School buildings will be open Tuesday for students/families to pick up any materials or belongings that students may need, Superintendent Timothy Gaffney said in a message Sunday to parents, guardians and community members. The district has been "developing a plan for students/families to pick up textbooks, or other resources, at the school should you need access to retrieve such items," he noted.
If people need to come a school building, "please call the main office ahead of time to let us know when you may be coming so we may better prepare for your needs," Gaffney said.
The district administration, faculty and staff have "begun the work of planning and providing instructional support to our students during this time," said Gaffney. "Faculty and staff will be working this week to develop lesson plans and create resources for students that could consist of a blend of hard-copy materials or packets, Google Classroom 1:1 Chromebook instruction, and/or web-based lessons or tutorials."
In addition, the district is "crafting a plan that addresses school breakfast and lunch for our students," which could involve "a combination of pick-up points for breakfast and lunches and/or home deliveries for students as well," Gaffney said.
Gaffney asked for parents' and guardians' "collaboration in stressing the importance to your children of maintaining an academic schedule to work on and complete assignments. Teachers will be preparing lessons and administering assignments for your children as we navigate through this fluid situation...."
Gaffney said people can contact main offices in the school buildings if they have questions and concerns during the closure. Also, "communication to faculty and staff will be available through school email should you have any questions relating to your child’s academic progress."
"It is my expectation that during the closure of school, staff will be working from home and students will be learning from home," Superintendent Rocco Migliori said in a message today.
By the end of today, a special “online learning” section will be on the district website with more information and resources, said Migilori. He added "we are working hard to make instruction and discussions between students and teachers as interactive as possible. Since this is a 'new' way of learning, I kindly ask for your patience as we work through some kinks and make adjustments."
The district will begin offering bagged meals to currently enrolled students, including pre-K, on Tuesday. Bagged meals will include lunch and the next day’s breakfast. Distribution will be Monday through Friday from 10 a.m.-1 p.m at the back entrance of the Primary Elementary School cafeteria, for pick-up only.

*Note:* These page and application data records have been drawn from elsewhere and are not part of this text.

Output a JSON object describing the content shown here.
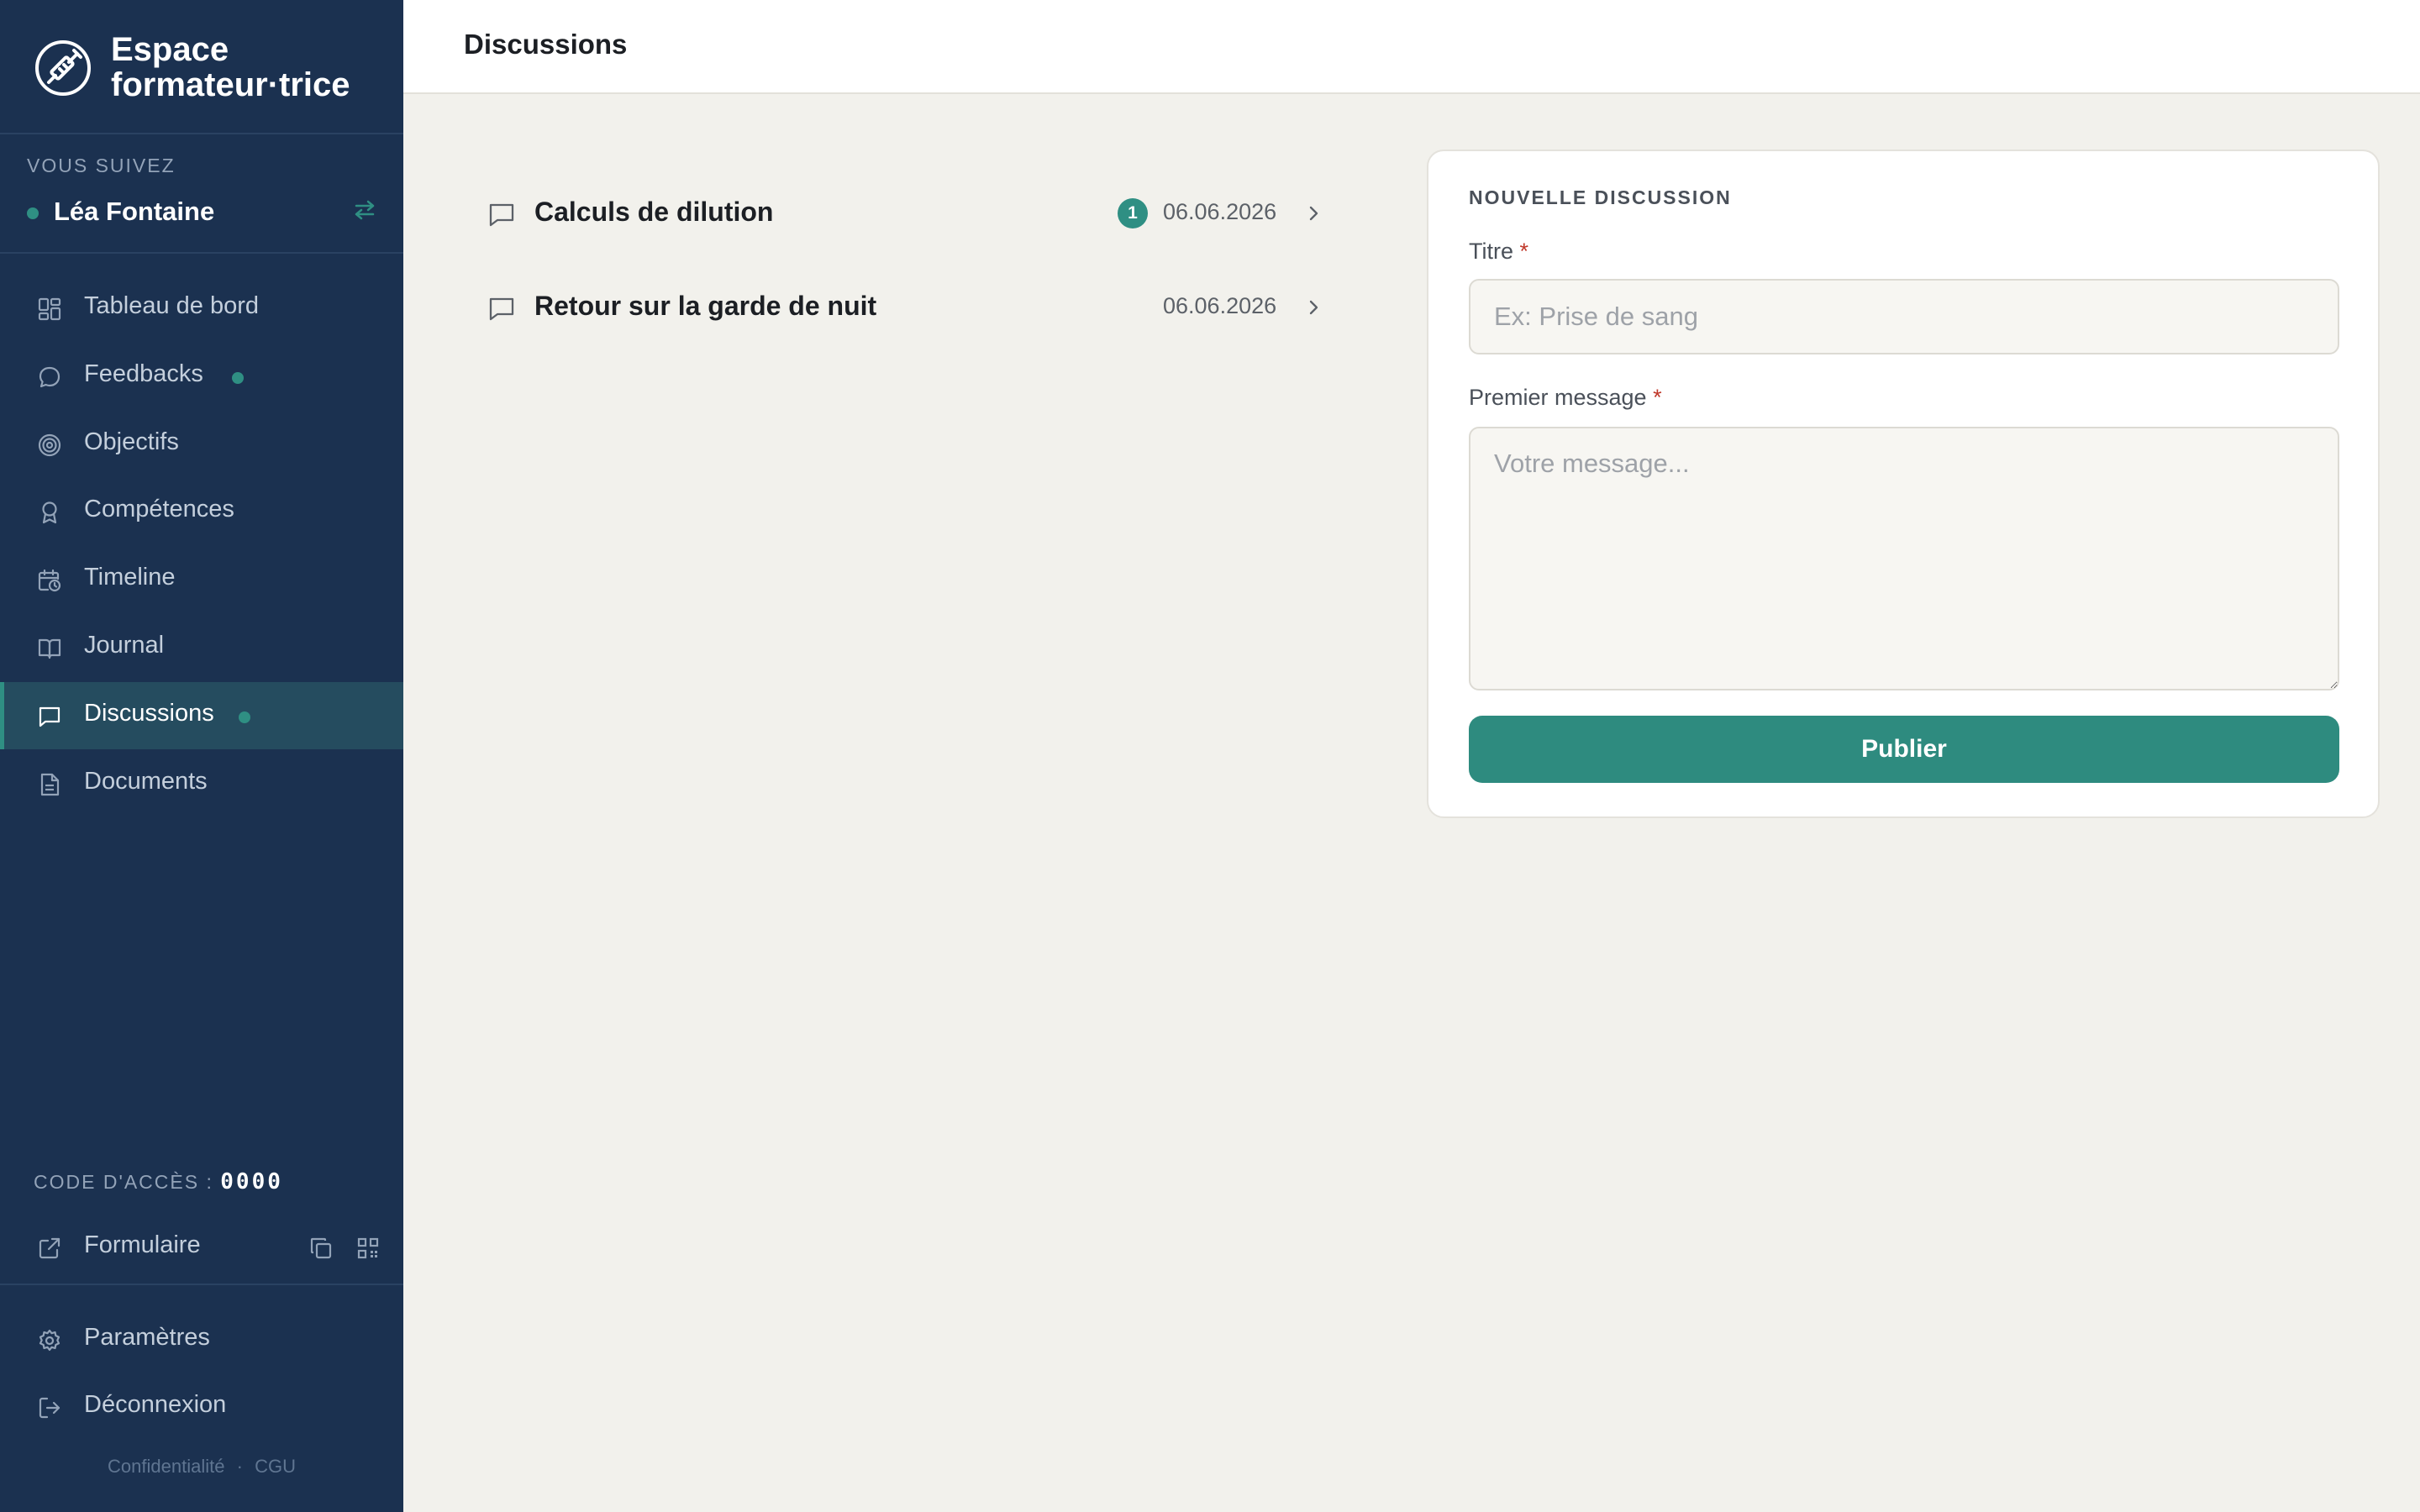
{
  "brand": {
    "line1": "Espace",
    "line2": "formateur·trice"
  },
  "follow": {
    "label": "VOUS SUIVEZ",
    "name": "Léa Fontaine"
  },
  "nav": {
    "dashboard": "Tableau de bord",
    "feedbacks": "Feedbacks",
    "objectives": "Objectifs",
    "skills": "Compétences",
    "timeline": "Timeline",
    "journal": "Journal",
    "discussions": "Discussions",
    "documents": "Documents"
  },
  "access": {
    "label": "CODE D'ACCÈS :",
    "code": "0000"
  },
  "form_link": "Formulaire",
  "settings": "Paramètres",
  "logout": "Déconnexion",
  "footer": {
    "privacy": "Confidentialité",
    "separator": "·",
    "terms": "CGU"
  },
  "page": {
    "title": "Discussions"
  },
  "discussions": [
    {
      "title": "Calculs de dilution",
      "unread": "1",
      "date": "06.06.2026"
    },
    {
      "title": "Retour sur la garde de nuit",
      "date": "06.06.2026"
    }
  ],
  "new_discussion": {
    "heading": "NOUVELLE DISCUSSION",
    "title_label": "Titre",
    "title_placeholder": "Ex: Prise de sang",
    "message_label": "Premier message",
    "message_placeholder": "Votre message...",
    "required_mark": "*",
    "submit": "Publier"
  },
  "colors": {
    "sidebar": "#1b3150",
    "accent": "#2e8b7f",
    "background": "#f2f1ec",
    "active_item": "#254c5f"
  }
}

If people cannot make it to the pick-up site on a daily basis, the district will deliver meals to the home, said Migliori. People could sign up for delivery by calling 315-557-2614 or 315-557-2658 or emailing email@example.com or firstname.lastname@example.org by the end of today.